WORK TO COMPLETE: "있습니다" appears in how many lines of the entries? State only the number.

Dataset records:
►
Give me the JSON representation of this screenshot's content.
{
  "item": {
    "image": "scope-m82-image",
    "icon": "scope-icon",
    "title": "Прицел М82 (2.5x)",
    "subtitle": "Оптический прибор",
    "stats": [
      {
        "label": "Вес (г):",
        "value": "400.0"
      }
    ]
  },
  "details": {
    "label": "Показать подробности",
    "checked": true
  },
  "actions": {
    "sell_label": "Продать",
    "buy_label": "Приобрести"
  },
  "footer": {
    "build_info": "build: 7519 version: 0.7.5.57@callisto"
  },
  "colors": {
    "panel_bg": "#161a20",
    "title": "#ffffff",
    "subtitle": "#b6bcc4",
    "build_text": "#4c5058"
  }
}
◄
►
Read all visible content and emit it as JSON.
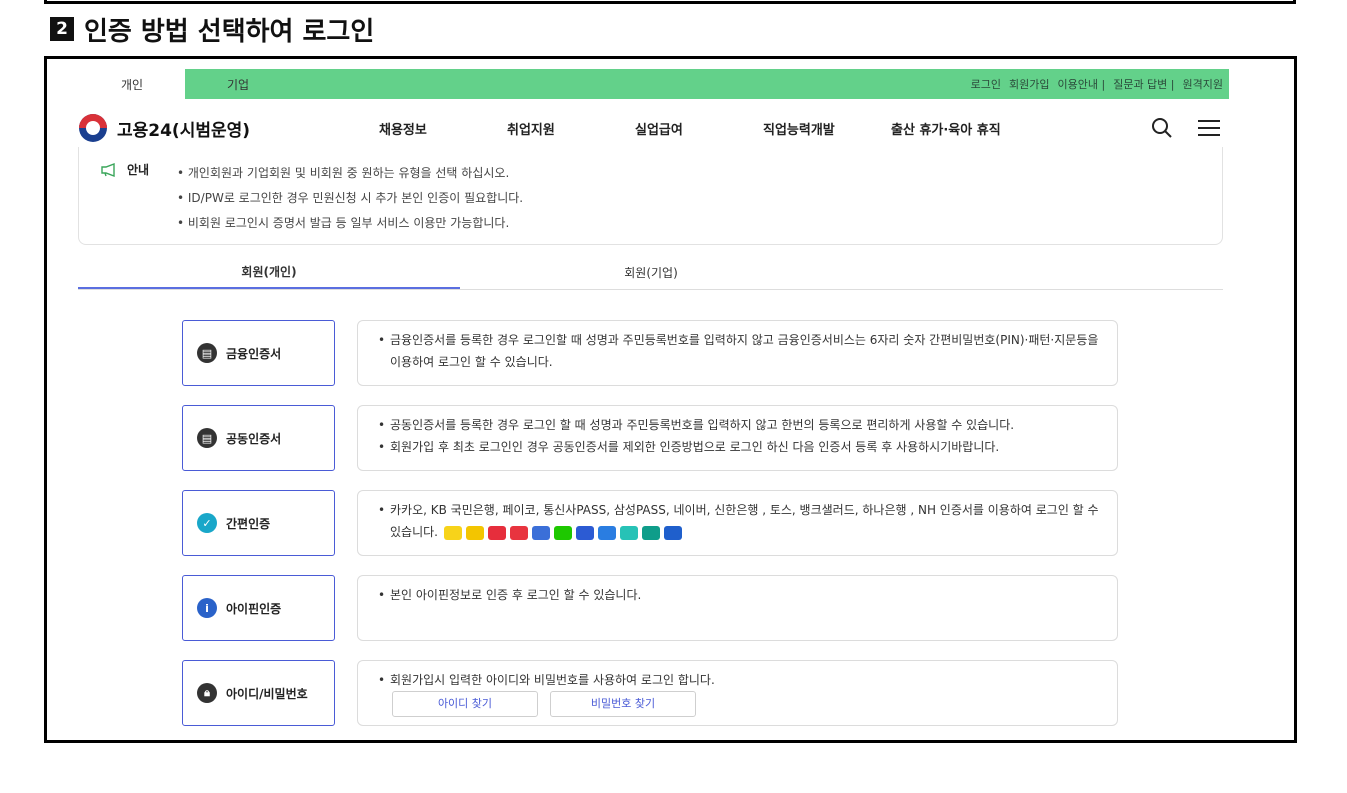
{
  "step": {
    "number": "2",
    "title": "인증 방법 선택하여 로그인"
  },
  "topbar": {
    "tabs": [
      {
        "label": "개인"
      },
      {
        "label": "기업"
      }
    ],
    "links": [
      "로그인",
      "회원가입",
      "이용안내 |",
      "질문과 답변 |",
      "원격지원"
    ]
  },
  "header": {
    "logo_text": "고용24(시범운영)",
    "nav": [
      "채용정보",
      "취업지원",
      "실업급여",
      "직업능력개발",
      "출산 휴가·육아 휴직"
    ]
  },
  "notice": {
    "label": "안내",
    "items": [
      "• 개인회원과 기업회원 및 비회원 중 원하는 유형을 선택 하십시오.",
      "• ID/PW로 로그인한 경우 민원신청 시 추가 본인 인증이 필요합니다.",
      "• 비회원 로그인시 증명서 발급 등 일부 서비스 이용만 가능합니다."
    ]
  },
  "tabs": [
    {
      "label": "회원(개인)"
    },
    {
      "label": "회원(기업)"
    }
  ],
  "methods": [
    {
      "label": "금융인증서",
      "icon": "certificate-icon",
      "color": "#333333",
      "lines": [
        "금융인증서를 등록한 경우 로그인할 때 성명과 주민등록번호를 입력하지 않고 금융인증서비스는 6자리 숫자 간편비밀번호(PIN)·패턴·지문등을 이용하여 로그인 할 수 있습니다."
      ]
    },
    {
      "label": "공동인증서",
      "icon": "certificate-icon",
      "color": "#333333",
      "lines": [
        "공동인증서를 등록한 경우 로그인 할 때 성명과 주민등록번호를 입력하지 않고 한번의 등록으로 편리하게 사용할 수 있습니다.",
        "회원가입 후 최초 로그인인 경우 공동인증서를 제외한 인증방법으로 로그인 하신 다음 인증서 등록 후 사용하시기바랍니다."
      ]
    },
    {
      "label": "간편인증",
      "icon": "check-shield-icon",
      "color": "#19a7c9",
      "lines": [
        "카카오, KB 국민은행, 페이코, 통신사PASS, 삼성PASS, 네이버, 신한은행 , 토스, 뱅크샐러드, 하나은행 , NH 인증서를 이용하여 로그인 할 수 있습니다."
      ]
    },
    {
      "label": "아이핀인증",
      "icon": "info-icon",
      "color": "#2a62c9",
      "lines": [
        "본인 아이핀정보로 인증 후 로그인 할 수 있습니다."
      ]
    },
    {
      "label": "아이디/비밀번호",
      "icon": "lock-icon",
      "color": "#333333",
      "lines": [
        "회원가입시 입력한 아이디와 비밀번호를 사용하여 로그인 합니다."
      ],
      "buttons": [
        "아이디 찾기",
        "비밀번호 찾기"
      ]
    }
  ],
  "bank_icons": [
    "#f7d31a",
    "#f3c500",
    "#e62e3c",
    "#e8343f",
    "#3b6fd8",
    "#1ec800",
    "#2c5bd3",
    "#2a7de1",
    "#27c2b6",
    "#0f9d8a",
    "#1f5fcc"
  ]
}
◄
SOLUTION TO THE PROBLEM: 4